▸ Work task: Please reproduce every entry, keeping each one exact.

+ + + + + + +

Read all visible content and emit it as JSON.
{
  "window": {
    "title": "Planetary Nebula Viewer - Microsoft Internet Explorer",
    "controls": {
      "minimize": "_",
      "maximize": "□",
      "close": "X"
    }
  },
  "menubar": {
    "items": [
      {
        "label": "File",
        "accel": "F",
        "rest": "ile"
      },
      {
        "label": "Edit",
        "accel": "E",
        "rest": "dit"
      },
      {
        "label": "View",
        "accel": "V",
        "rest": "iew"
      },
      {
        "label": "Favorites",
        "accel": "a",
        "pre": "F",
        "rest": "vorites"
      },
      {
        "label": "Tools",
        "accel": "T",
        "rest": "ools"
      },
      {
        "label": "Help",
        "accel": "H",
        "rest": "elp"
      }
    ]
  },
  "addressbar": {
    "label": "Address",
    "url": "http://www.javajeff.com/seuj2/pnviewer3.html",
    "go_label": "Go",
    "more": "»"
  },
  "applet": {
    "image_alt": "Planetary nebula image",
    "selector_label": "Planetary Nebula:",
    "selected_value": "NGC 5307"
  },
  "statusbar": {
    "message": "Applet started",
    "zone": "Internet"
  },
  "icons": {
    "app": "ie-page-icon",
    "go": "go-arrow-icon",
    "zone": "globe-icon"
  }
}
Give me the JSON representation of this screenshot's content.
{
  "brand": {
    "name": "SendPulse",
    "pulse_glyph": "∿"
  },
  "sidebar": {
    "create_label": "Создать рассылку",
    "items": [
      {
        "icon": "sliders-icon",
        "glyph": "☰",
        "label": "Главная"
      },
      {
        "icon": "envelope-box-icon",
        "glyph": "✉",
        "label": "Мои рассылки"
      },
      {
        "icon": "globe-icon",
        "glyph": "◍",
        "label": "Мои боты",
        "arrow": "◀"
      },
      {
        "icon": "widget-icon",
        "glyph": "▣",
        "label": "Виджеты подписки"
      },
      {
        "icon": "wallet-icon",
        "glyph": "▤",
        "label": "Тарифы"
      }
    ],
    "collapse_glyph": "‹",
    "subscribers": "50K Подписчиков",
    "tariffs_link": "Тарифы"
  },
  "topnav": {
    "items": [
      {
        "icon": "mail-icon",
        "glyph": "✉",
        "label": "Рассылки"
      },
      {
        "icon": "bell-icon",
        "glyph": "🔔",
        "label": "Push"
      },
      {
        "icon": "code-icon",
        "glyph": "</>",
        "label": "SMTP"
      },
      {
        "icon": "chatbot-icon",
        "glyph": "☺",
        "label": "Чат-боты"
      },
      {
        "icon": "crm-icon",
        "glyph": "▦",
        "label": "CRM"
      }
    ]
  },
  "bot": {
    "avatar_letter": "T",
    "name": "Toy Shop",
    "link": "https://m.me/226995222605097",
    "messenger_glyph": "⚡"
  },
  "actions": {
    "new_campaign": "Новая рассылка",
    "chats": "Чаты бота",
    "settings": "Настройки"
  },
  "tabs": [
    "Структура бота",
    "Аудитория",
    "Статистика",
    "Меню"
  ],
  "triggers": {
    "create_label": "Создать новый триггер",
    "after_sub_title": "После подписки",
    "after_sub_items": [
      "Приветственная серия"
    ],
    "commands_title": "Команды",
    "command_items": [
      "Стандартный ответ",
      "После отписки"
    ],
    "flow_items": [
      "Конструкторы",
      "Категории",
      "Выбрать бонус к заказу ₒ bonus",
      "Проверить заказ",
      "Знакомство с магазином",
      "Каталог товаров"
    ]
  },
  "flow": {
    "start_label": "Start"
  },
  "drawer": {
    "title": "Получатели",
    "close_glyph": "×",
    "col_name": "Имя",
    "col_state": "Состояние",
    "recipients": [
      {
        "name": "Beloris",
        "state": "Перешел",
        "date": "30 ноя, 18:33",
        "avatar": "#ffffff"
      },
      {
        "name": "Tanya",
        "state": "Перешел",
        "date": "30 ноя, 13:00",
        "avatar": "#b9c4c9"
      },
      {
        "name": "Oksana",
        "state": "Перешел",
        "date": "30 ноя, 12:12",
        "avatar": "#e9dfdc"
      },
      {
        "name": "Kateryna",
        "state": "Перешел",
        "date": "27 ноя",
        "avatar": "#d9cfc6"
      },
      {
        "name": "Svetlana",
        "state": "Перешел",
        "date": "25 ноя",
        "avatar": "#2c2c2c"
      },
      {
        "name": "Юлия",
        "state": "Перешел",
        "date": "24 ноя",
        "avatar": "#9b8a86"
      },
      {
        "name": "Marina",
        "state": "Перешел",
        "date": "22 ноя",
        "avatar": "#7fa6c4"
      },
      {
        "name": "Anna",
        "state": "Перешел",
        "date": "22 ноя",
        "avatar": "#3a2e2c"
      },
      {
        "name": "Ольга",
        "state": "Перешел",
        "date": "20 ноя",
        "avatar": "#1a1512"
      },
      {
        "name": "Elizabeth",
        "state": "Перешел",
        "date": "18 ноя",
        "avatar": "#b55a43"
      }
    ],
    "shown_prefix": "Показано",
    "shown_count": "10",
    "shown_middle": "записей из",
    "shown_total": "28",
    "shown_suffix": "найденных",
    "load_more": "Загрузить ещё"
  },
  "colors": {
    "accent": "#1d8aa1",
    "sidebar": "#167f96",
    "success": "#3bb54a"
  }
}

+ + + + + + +

▸ Answer box:
Read all visible content and emit it as JSON.
{
  "window": {
    "title": "Planetary Nebula Viewer - Microsoft Internet Explorer",
    "controls": {
      "minimize": "_",
      "maximize": "□",
      "close": "X"
    }
  },
  "menubar": {
    "items": [
      {
        "label": "File",
        "accel": "F",
        "rest": "ile"
      },
      {
        "label": "Edit",
        "accel": "E",
        "rest": "dit"
      },
      {
        "label": "View",
        "accel": "V",
        "rest": "iew"
      },
      {
        "label": "Favorites",
        "accel": "a",
        "pre": "F",
        "rest": "vorites"
      },
      {
        "label": "Tools",
        "accel": "T",
        "rest": "ools"
      },
      {
        "label": "Help",
        "accel": "H",
        "rest": "elp"
      }
    ]
  },
  "addressbar": {
    "label": "Address",
    "url": "http://www.javajeff.com/seuj2/pnviewer3.html",
    "go_label": "Go",
    "more": "»"
  },
  "applet": {
    "image_alt": "Planetary nebula image",
    "selector_label": "Planetary Nebula:",
    "selected_value": "NGC 5307"
  },
  "statusbar": {
    "message": "Applet started",
    "zone": "Internet"
  },
  "icons": {
    "app": "ie-page-icon",
    "go": "go-arrow-icon",
    "zone": "globe-icon"
  }
}
Give me the JSON representation of this screenshot's content.
{
  "brand": {
    "name": "SendPulse",
    "pulse_glyph": "∿"
  },
  "sidebar": {
    "create_label": "Создать рассылку",
    "items": [
      {
        "icon": "sliders-icon",
        "glyph": "☰",
        "label": "Главная"
      },
      {
        "icon": "envelope-box-icon",
        "glyph": "✉",
        "label": "Мои рассылки"
      },
      {
        "icon": "globe-icon",
        "glyph": "◍",
        "label": "Мои боты",
        "arrow": "◀"
      },
      {
        "icon": "widget-icon",
        "glyph": "▣",
        "label": "Виджеты подписки"
      },
      {
        "icon": "wallet-icon",
        "glyph": "▤",
        "label": "Тарифы"
      }
    ],
    "collapse_glyph": "‹",
    "subscribers": "50K Подписчиков",
    "tariffs_link": "Тарифы"
  },
  "topnav": {
    "items": [
      {
        "icon": "mail-icon",
        "glyph": "✉",
        "label": "Рассылки"
      },
      {
        "icon": "bell-icon",
        "glyph": "🔔",
        "label": "Push"
      },
      {
        "icon": "code-icon",
        "glyph": "</>",
        "label": "SMTP"
      },
      {
        "icon": "chatbot-icon",
        "glyph": "☺",
        "label": "Чат-боты"
      },
      {
        "icon": "crm-icon",
        "glyph": "▦",
        "label": "CRM"
      }
    ]
  },
  "bot": {
    "avatar_letter": "T",
    "name": "Toy Shop",
    "link": "https://m.me/226995222605097",
    "messenger_glyph": "⚡"
  },
  "actions": {
    "new_campaign": "Новая рассылка",
    "chats": "Чаты бота",
    "settings": "Настройки"
  },
  "tabs": [
    "Структура бота",
    "Аудитория",
    "Статистика",
    "Меню"
  ],
  "triggers": {
    "create_label": "Создать новый триггер",
    "after_sub_title": "После подписки",
    "after_sub_items": [
      "Приветственная серия"
    ],
    "commands_title": "Команды",
    "command_items": [
      "Стандартный ответ",
      "После отписки"
    ],
    "flow_items": [
      "Конструкторы",
      "Категории",
      "Выбрать бонус к заказу ₒ bonus",
      "Проверить заказ",
      "Знакомство с магазином",
      "Каталог товаров"
    ]
  },
  "flow": {
    "start_label": "Start"
  },
  "drawer": {
    "title": "Получатели",
    "close_glyph": "×",
    "col_name": "Имя",
    "col_state": "Состояние",
    "recipients": [
      {
        "name": "Beloris",
        "state": "Перешел",
        "date": "30 ноя, 18:33",
        "avatar": "#ffffff"
      },
      {
        "name": "Tanya",
        "state": "Перешел",
        "date": "30 ноя, 13:00",
        "avatar": "#b9c4c9"
      },
      {
        "name": "Oksana",
        "state": "Перешел",
        "date": "30 ноя, 12:12",
        "avatar": "#e9dfdc"
      },
      {
        "name": "Kateryna",
        "state": "Перешел",
        "date": "27 ноя",
        "avatar": "#d9cfc6"
      },
      {
        "name": "Svetlana",
        "state": "Перешел",
        "date": "25 ноя",
        "avatar": "#2c2c2c"
      },
      {
        "name": "Юлия",
        "state": "Перешел",
        "date": "24 ноя",
        "avatar": "#9b8a86"
      },
      {
        "name": "Marina",
        "state": "Перешел",
        "date": "22 ноя",
        "avatar": "#7fa6c4"
      },
      {
        "name": "Anna",
        "state": "Перешел",
        "date": "22 ноя",
        "avatar": "#3a2e2c"
      },
      {
        "name": "Ольга",
        "state": "Перешел",
        "date": "20 ноя",
        "avatar": "#1a1512"
      },
      {
        "name": "Elizabeth",
        "state": "Перешел",
        "date": "18 ноя",
        "avatar": "#b55a43"
      }
    ],
    "shown_prefix": "Показано",
    "shown_count": "10",
    "shown_middle": "записей из",
    "shown_total": "28",
    "shown_suffix": "найденных",
    "load_more": "Загрузить ещё"
  },
  "colors": {
    "accent": "#1d8aa1",
    "sidebar": "#167f96",
    "success": "#3bb54a"
  }
}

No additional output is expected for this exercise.